ECMS boys: Dominance with a capital ‘D’

The undefeated 2017 ECMS boys: from left, bottom row, Sheldon Williams, Jakalye Hooks, Tomorrion Knight, Jacob Dirden, Douglas White; middle row, Cachaz Alfred, Anthony McCants, Xavion Gee, Hakeem Johnson, Carmello Turner; top row, Coach Layton Knight. Not pictured is Tyson Moore.

The 2017 basketball season for Escambia County Middle School’s boys can be summed up in one word: Dominance.

The Eagles breezed through their 13-game regular-season schedule without breaking a hard sweat, then added another lopsided victory in a post-season tournament to wind up at 14-0, the best mark in school history. Their average winning margin was 40-plus points.

“I really expected this,” said Coach Layton Knight, in his second year as athletic director and boys coach. “I knew it was going to be a great season. When we were practicing (prior to the season) I said to myself that nobody was going to beat them.”

But the degree of dominance went even beyond the coach’s expectations, despite employment of a man-to-man defensive format that sparked Nolan Richardson’s University of Arkansas teams to five conference titles, three appearances in the NCAA’s Final Four and the national tournament title in 1994.

“We averaged 65 points a game, and our closet win was by 20 points,” Knight said. “Our defense, the man-press, was the key. A normal middle school team is not prepared for that. We played a strictly ‘man’ defense, and it’s hard to find a team at that age that plays man. For most offenses, that’s impossible to overcome; they’re use to a zone defense.”

The ECMS coach, who admitted that he “thinks we’re going to be good for at least another year or two,” said his most difficult job during the past season was not letting his players get too full of themselves.

“I was really pleased but I didn’t let them know that,” he said. “I tried to keep them focused on one game at a time, no matter how bad we beat the other team. Our starters usually only played two quarters; I put the younger players in and let them shoot a little.”

Another sign that the season was a success came when three Eagles — Sheldon Williams, Jacob Dirden and Tyson Moore — were elevated to the Escambia County High School junior varsity team and “are contributing really good” at that level.

Knight agreed that most success or failure in middle school athletics goes unnoticed, but pointed out that a successful season can pay many intangible dividends.

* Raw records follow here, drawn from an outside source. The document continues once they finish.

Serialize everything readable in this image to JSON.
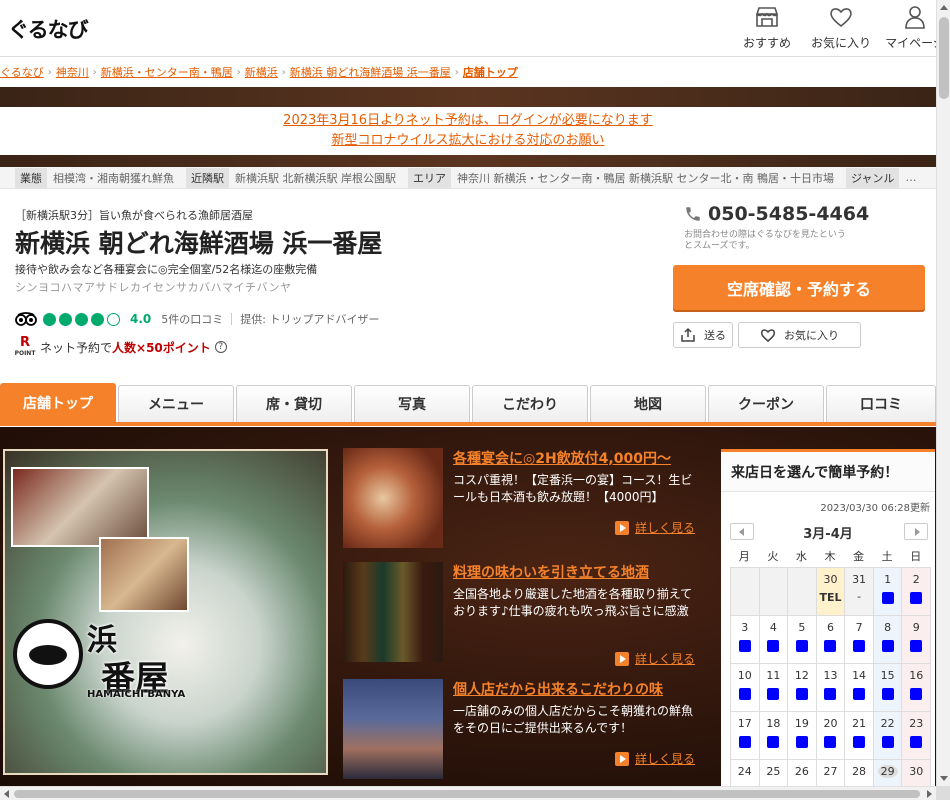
{
  "header": {
    "logo": "ぐるなび",
    "nav": [
      {
        "label": "おすすめ",
        "icon": "shop-icon"
      },
      {
        "label": "お気に入り",
        "icon": "heart-icon"
      },
      {
        "label": "マイページ",
        "icon": "user-icon"
      }
    ]
  },
  "breadcrumb": {
    "items": [
      "ぐるなび",
      "神奈川",
      "新横浜・センター南・鴨居",
      "新横浜",
      "新横浜 朝どれ海鮮酒場 浜一番屋"
    ],
    "current": "店舗トップ"
  },
  "notice": {
    "line1": "2023年3月16日よりネット予約は、ログインが必要になります",
    "line2": "新型コロナウイルス拡大における対応のお願い"
  },
  "infobar": [
    {
      "tag": "業態",
      "value": "相模湾・湘南朝獲れ鮮魚"
    },
    {
      "tag": "近隣駅",
      "value": "新横浜駅 北新横浜駅 岸根公園駅"
    },
    {
      "tag": "エリア",
      "value": "神奈川 新横浜・センター南・鴨居 新横浜駅 センター北・南 鴨居・十日市場"
    },
    {
      "tag": "ジャンル",
      "value": "…"
    }
  ],
  "shop": {
    "catch": "［新横浜駅3分］旨い魚が食べられる漁師居酒屋",
    "name": "新横浜 朝どれ海鮮酒場 浜一番屋",
    "desc": "接待や飲み会など各種宴会に◎完全個室/52名様迄の座敷完備",
    "kana": "シンヨコハマアサドレカイセンサカバハマイチバンヤ",
    "rating": "4.0",
    "rating_value": 4,
    "rating_max": 5,
    "reviews": "5件の口コミ",
    "provider": "提供: トリップアドバイザー",
    "point_prefix": "ネット予約で",
    "point_highlight": "人数×50ポイント",
    "point_logo": "R",
    "point_logo_sub": "POINT"
  },
  "reserve": {
    "phone": "050-5485-4464",
    "note": "お問合わせの際はぐるなびを見たというとスムーズです。",
    "button": "空席確認・予約する",
    "share": "送る",
    "favorite": "お気に入り"
  },
  "tabs": [
    "店舗トップ",
    "メニュー",
    "席・貸切",
    "写真",
    "こだわり",
    "地図",
    "クーポン",
    "口コミ"
  ],
  "hero": {
    "logo_text1": "浜",
    "logo_text2": "番屋",
    "logo_roman": "HAMAICHI BANYA"
  },
  "features": [
    {
      "title": "各種宴会に◎2H飲放付4,000円〜",
      "text": "コスパ重視！【定番浜一の宴】コース！生ビールも日本酒も飲み放題！【4000円】",
      "more": "詳しく見る"
    },
    {
      "title": "料理の味わいを引き立てる地酒",
      "text": "全国各地より厳選した地酒を各種取り揃えております♪仕事の疲れも吹っ飛ぶ旨さに感激",
      "more": "詳しく見る"
    },
    {
      "title": "個人店だから出来るこだわりの味",
      "text": "一店舗のみの個人店だからこそ朝獲れの鮮魚をその日にご提供出来るんです！",
      "more": "詳しく見る"
    }
  ],
  "calendar": {
    "title": "来店日を選んで簡単予約！",
    "updated": "2023/03/30 06:28更新",
    "month": "3月-4月",
    "weekdays": [
      "月",
      "火",
      "水",
      "木",
      "金",
      "土",
      "日"
    ],
    "rows": [
      [
        {
          "d": ""
        },
        {
          "d": ""
        },
        {
          "d": ""
        },
        {
          "d": "30",
          "s": "TEL",
          "today": true
        },
        {
          "d": "31",
          "s": "-"
        },
        {
          "d": "1",
          "m": true
        },
        {
          "d": "2",
          "m": true
        }
      ],
      [
        {
          "d": "3",
          "m": true
        },
        {
          "d": "4",
          "m": true
        },
        {
          "d": "5",
          "m": true
        },
        {
          "d": "6",
          "m": true
        },
        {
          "d": "7",
          "m": true
        },
        {
          "d": "8",
          "m": true
        },
        {
          "d": "9",
          "m": true
        }
      ],
      [
        {
          "d": "10",
          "m": true
        },
        {
          "d": "11",
          "m": true
        },
        {
          "d": "12",
          "m": true
        },
        {
          "d": "13",
          "m": true
        },
        {
          "d": "14",
          "m": true
        },
        {
          "d": "15",
          "m": true
        },
        {
          "d": "16",
          "m": true
        }
      ],
      [
        {
          "d": "17",
          "m": true
        },
        {
          "d": "18",
          "m": true
        },
        {
          "d": "19",
          "m": true
        },
        {
          "d": "20",
          "m": true
        },
        {
          "d": "21",
          "m": true
        },
        {
          "d": "22",
          "m": true
        },
        {
          "d": "23",
          "m": true
        }
      ],
      [
        {
          "d": "24"
        },
        {
          "d": "25"
        },
        {
          "d": "26"
        },
        {
          "d": "27"
        },
        {
          "d": "28"
        },
        {
          "d": "29",
          "tint": true
        },
        {
          "d": "30"
        }
      ]
    ]
  },
  "colors": {
    "accent": "#f5822a",
    "link": "#e65c00",
    "mark": "#0000ff",
    "tripadvisor": "#00aa6c"
  }
}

“A lot of people don’t understand how critical middle-school basketball is,” he said. “It’s the starting block. If you treat it right, it will benefit the kids in the long run.”